While not as exciting as traveling the country as a Snapple Girl or packing oysters, I tried on several hats before landing my dream job writing. (And no, there was no booze in the classroom!)
1) Potty Training: Junior and senior year of high school, I babysat for three children while their mother ran the local health food store. I was told the youngest—a girl—was three when I applied, but it turned out she was two, and as I was with the kids from noon until elevenish in the evening five days a week—I like to think I was an integral part to little Jessie’s potty training. (Although I will confess to chucking a few messy pairs of underwear into the woods rather than washing them out in the sink as I was instructed to do.)
They family were strict macrobiotics, and I learned to cook foods I’d never heard of and that it takes a lot of elbow grease to get petrified rice off the stovetop. I made sure the house was spotless when the mom got home despite the fact my own room was always a mess, and to this day my house is not much better.

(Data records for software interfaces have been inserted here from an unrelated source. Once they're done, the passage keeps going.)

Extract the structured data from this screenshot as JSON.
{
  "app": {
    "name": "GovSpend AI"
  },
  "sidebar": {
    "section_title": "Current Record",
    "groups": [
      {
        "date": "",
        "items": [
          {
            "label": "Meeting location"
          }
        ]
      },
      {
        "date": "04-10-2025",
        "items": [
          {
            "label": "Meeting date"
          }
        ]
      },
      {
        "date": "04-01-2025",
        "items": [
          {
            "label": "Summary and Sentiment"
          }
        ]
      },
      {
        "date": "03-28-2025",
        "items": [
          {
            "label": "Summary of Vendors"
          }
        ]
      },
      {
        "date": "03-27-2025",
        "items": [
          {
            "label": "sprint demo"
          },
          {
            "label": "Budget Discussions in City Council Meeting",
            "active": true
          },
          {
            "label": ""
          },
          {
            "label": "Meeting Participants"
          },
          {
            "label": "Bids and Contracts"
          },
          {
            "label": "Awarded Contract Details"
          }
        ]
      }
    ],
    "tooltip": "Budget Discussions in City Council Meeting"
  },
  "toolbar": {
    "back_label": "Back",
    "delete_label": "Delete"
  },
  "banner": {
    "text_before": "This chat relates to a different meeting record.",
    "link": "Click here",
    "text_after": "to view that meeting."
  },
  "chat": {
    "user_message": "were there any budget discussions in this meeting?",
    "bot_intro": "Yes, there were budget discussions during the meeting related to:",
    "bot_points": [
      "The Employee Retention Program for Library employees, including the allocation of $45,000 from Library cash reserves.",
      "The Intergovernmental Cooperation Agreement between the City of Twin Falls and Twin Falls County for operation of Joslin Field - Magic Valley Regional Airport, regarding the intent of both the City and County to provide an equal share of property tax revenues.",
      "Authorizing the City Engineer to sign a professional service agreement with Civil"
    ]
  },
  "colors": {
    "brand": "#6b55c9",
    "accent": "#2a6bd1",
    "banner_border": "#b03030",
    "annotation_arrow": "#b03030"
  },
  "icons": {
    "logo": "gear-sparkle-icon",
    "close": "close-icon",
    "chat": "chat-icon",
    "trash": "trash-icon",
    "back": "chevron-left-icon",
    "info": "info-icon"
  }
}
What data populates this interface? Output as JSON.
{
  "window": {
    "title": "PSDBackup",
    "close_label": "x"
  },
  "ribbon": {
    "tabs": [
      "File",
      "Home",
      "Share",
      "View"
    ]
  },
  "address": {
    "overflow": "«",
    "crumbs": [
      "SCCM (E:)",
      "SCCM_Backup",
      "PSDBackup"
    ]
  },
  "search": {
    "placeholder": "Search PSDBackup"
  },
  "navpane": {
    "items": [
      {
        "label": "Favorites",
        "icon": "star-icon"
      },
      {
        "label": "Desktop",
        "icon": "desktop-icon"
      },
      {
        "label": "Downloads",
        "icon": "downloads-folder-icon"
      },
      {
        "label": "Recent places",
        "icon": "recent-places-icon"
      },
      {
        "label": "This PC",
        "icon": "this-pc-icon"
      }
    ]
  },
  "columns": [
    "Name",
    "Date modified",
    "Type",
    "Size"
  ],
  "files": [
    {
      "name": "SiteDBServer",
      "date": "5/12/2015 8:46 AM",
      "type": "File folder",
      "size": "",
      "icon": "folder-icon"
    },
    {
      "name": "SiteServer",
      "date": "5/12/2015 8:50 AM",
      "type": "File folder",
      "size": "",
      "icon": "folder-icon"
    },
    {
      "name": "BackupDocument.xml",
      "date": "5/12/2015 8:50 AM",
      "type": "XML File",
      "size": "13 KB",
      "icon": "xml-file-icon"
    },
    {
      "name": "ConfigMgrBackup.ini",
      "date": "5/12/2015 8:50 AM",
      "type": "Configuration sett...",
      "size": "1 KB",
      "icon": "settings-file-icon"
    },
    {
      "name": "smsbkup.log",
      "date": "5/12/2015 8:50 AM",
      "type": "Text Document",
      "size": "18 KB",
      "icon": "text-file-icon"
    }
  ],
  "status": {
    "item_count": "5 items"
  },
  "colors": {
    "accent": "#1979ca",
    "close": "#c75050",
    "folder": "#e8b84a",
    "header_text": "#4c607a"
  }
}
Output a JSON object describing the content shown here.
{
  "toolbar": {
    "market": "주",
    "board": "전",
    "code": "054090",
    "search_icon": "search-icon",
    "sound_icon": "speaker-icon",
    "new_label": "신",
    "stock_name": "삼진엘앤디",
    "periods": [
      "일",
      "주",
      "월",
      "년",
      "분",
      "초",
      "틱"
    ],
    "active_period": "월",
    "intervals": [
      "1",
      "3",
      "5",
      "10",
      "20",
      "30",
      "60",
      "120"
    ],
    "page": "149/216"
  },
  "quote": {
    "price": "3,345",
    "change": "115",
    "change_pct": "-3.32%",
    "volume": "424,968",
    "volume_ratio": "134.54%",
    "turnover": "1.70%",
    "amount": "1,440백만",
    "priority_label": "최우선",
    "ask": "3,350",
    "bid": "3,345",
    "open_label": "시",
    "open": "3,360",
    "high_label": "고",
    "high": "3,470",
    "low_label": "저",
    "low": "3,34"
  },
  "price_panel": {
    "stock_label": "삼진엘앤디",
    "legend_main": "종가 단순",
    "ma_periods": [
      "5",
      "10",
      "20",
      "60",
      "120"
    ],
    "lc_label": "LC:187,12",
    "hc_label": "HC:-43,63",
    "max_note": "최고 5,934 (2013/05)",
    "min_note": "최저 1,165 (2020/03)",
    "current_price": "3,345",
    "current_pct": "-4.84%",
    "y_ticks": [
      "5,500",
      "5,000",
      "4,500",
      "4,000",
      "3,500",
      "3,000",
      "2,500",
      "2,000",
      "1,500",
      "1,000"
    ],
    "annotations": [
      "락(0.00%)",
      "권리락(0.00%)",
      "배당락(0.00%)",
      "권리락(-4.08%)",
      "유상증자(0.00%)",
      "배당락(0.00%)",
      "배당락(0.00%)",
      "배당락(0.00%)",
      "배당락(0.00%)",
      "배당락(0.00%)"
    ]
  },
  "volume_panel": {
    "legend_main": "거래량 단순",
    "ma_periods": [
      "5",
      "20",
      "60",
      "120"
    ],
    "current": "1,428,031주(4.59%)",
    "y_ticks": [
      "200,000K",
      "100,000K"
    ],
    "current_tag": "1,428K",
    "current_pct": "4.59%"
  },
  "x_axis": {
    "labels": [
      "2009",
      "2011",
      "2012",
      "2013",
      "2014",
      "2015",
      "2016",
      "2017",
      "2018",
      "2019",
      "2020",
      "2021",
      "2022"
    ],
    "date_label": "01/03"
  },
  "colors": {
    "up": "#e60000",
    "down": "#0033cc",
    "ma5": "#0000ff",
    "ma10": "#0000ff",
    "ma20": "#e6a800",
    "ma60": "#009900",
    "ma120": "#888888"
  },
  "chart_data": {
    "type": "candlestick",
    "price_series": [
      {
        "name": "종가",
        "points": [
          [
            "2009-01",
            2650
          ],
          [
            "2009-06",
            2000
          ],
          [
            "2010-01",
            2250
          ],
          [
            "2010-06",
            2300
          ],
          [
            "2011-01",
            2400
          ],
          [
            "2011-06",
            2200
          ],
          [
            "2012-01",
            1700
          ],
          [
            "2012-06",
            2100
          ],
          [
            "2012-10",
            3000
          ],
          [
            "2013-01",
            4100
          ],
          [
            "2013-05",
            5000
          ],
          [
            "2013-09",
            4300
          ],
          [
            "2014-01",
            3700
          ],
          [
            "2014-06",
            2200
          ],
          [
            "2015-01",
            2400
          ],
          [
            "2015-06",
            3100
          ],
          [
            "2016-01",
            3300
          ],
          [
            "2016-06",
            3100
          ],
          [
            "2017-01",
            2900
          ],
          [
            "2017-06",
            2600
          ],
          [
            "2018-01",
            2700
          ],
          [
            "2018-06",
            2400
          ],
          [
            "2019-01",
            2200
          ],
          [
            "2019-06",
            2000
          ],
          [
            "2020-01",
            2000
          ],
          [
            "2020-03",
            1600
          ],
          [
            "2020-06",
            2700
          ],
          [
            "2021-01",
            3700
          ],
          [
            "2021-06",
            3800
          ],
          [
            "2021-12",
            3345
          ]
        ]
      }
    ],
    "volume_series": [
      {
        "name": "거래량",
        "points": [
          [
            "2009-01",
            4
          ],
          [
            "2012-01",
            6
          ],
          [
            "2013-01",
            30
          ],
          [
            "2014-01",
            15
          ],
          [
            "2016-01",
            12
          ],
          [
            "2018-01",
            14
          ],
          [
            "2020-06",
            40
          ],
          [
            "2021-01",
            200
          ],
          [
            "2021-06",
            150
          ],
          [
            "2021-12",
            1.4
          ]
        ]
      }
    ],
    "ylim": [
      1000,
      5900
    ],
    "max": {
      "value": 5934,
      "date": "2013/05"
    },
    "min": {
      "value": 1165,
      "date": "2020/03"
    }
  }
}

2) Free Books! Next, I decided to try out something with different hours and less poop, I applied to our local Waldenbooks. Heaven! Do you know bookstore employees can take home books to read? Unfortunately, I didn’t quite escape the poop. The manager snuck two kittens into the backroom and cleaning the litter box was on our list of things to do. I love cats, but a small backroom just doesn’t smell fresh with cats around!
3) More books, less poop! In college, I was lucky enough to get a summer job in Kittery, Maine, at The Book and Music Outlet for a couple of summers—no cats allowed.

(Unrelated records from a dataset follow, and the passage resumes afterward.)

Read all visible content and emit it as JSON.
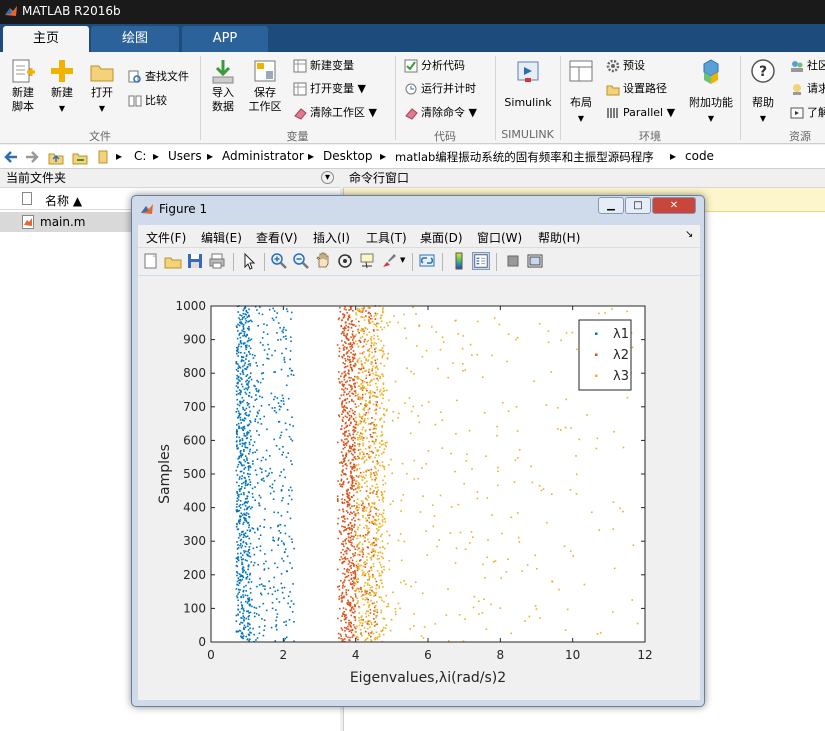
{
  "app": {
    "title": "MATLAB R2016b"
  },
  "tabs": [
    "主页",
    "绘图",
    "APP"
  ],
  "ribbon": {
    "new_script": [
      "新建",
      "脚本"
    ],
    "new": "新建",
    "open": "打开",
    "find_files": "查找文件",
    "compare": "比较",
    "import": [
      "导入",
      "数据"
    ],
    "save_ws": [
      "保存",
      "工作区"
    ],
    "new_var": "新建变量",
    "open_var": "打开变量",
    "clear_ws": "清除工作区",
    "analyze": "分析代码",
    "run_time": "运行并计时",
    "clear_cmd": "清除命令",
    "simulink": "Simulink",
    "layout": "布局",
    "prefs": "预设",
    "set_path": "设置路径",
    "parallel": "Parallel",
    "addons": "附加功能",
    "help": "帮助",
    "community": "社区",
    "request": "请求",
    "learn": "了解",
    "groups": [
      "文件",
      "变量",
      "代码",
      "SIMULINK",
      "环境",
      "资源"
    ]
  },
  "address": {
    "crumbs": [
      "C:",
      "Users",
      "Administrator",
      "Desktop",
      "matlab编程振动系统的固有频率和主振型源码程序",
      "code"
    ]
  },
  "file_panel": {
    "title": "当前文件夹",
    "col_name": "名称 ▲",
    "files": [
      "main.m"
    ]
  },
  "cmd_panel": {
    "title": "命令行窗口"
  },
  "figure": {
    "title": "Figure 1",
    "menus": [
      "文件(F)",
      "编辑(E)",
      "查看(V)",
      "插入(I)",
      "工具(T)",
      "桌面(D)",
      "窗口(W)",
      "帮助(H)"
    ]
  },
  "chart_data": {
    "type": "scatter",
    "xlabel": "Eigenvalues,λi(rad/s)2",
    "ylabel": "Samples",
    "xlim": [
      0,
      12
    ],
    "ylim": [
      0,
      1000
    ],
    "xticks": [
      0,
      2,
      4,
      6,
      8,
      10,
      12
    ],
    "yticks": [
      0,
      100,
      200,
      300,
      400,
      500,
      600,
      700,
      800,
      900,
      1000
    ],
    "grid": false,
    "legend_position": "top-right",
    "n_samples": 1000,
    "series": [
      {
        "name": "λ1",
        "color": "#0072bd",
        "x_range": [
          0.7,
          2.3
        ],
        "dense_range": [
          0.7,
          1.1
        ]
      },
      {
        "name": "λ2",
        "color": "#d95319",
        "x_range": [
          3.5,
          4.6
        ],
        "dense_range": [
          3.6,
          4.0
        ]
      },
      {
        "name": "λ3",
        "color": "#edb120",
        "x_range": [
          3.8,
          11.8
        ],
        "dense_range": [
          4.0,
          4.8
        ]
      }
    ]
  }
}
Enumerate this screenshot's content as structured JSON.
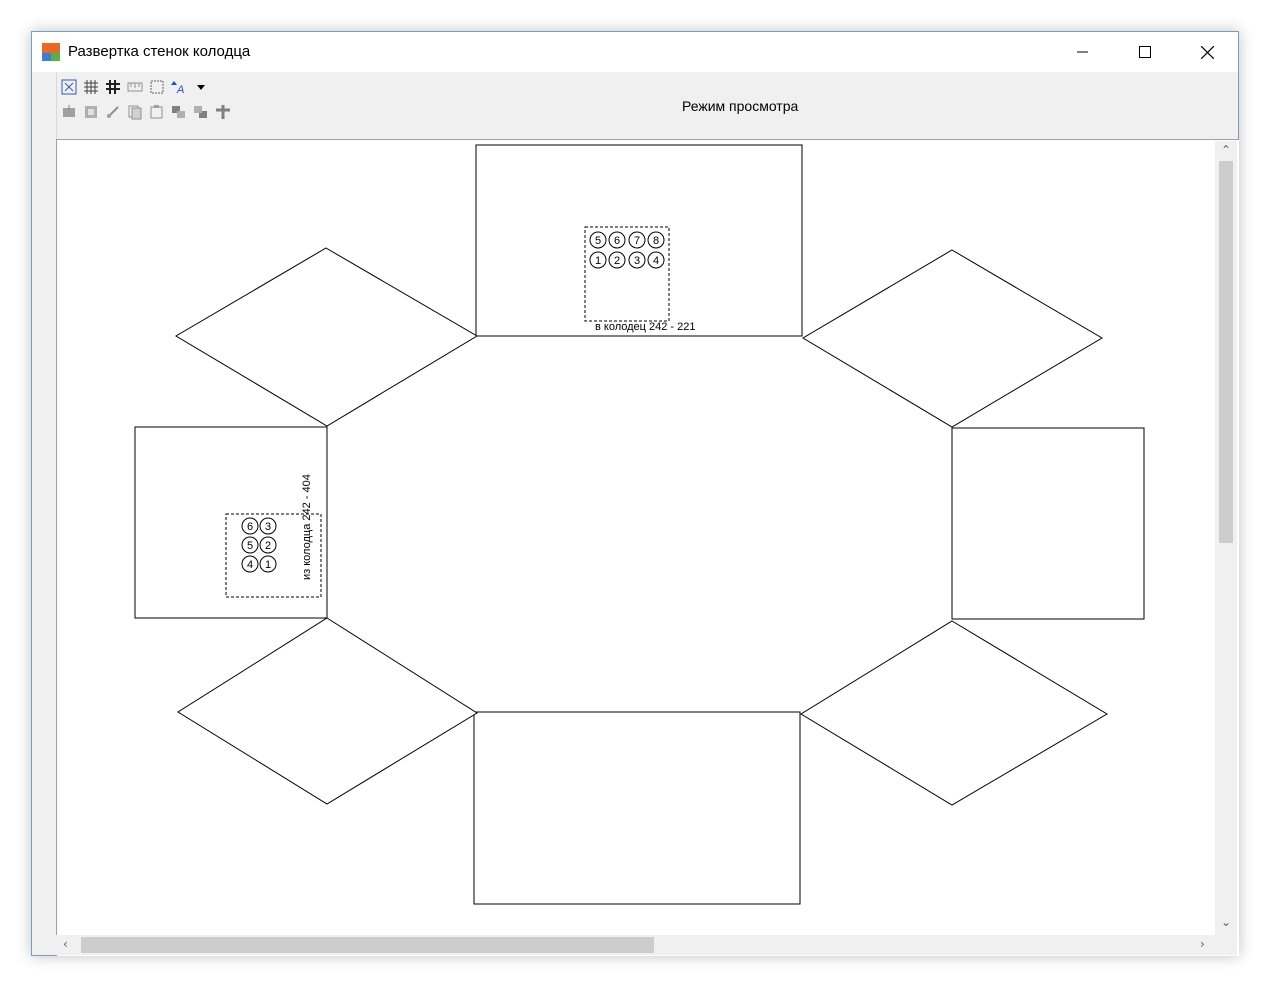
{
  "window": {
    "title": "Развертка стенок колодца"
  },
  "toolbar": {
    "mode_label": "Режим просмотра",
    "row1_icons": [
      "select-icon",
      "grid-icon",
      "grid-bold-icon",
      "ruler-icon",
      "frame-icon",
      "sort-text-icon",
      "dropdown-arrow-icon"
    ],
    "row2_icons": [
      "insert-icon",
      "insert-group-icon",
      "edit-icon",
      "copy-icon",
      "paste-icon",
      "move-back-icon",
      "move-front-icon",
      "cross-icon"
    ]
  },
  "drawing": {
    "top_wall": {
      "label": "в колодец 242 - 221",
      "ports_top": [
        "5",
        "6",
        "7",
        "8"
      ],
      "ports_bottom": [
        "1",
        "2",
        "3",
        "4"
      ]
    },
    "left_wall": {
      "label": "из колодца 242 - 404",
      "ports_col1": [
        "6",
        "5",
        "4"
      ],
      "ports_col2": [
        "3",
        "2",
        "1"
      ]
    }
  }
}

4) He wants a Glen-wants it on the rocks with a twist. Ready to increase my earnings, I joined some of my friends as a cocktail waitress at a ritzy country club on Long Island. I spent my days in the Men’s Grill in a short, brown polyester uniform trying to figure out what the heck the old men chewing on cigars wanted me to bring back from the bar. My knowledge of liquor at the point was beer, wine coolers and schnapps. I couldn’t make heads or tails of what they ordered and just wrote their orders down phonetically. Luckily, the bartender knew what they all drank, but I never did get it straight.
Working in a country club is interesting—we’d play “guess who got a face lift” and laugh at the women who wanted their coleslaw rinsed to reduce calories. It really is another world.
5) Classrooms ups and downs. I taught fifth and sixth grade for six years before “retiring.” I planned to take some time off after my son was born, but when my daughter was born with cerebral palsy, I stayed home for good. Teaching was full of highs and lows—impossibly wonderful children sitting next to children who were just impossible. I loved turning kids onto science—we dissected eyeballs and owl pellets. We kept an insect zoo and I got my first hissing roaches. I still think about some of my students—I wonder if any of them will stumble upon my books?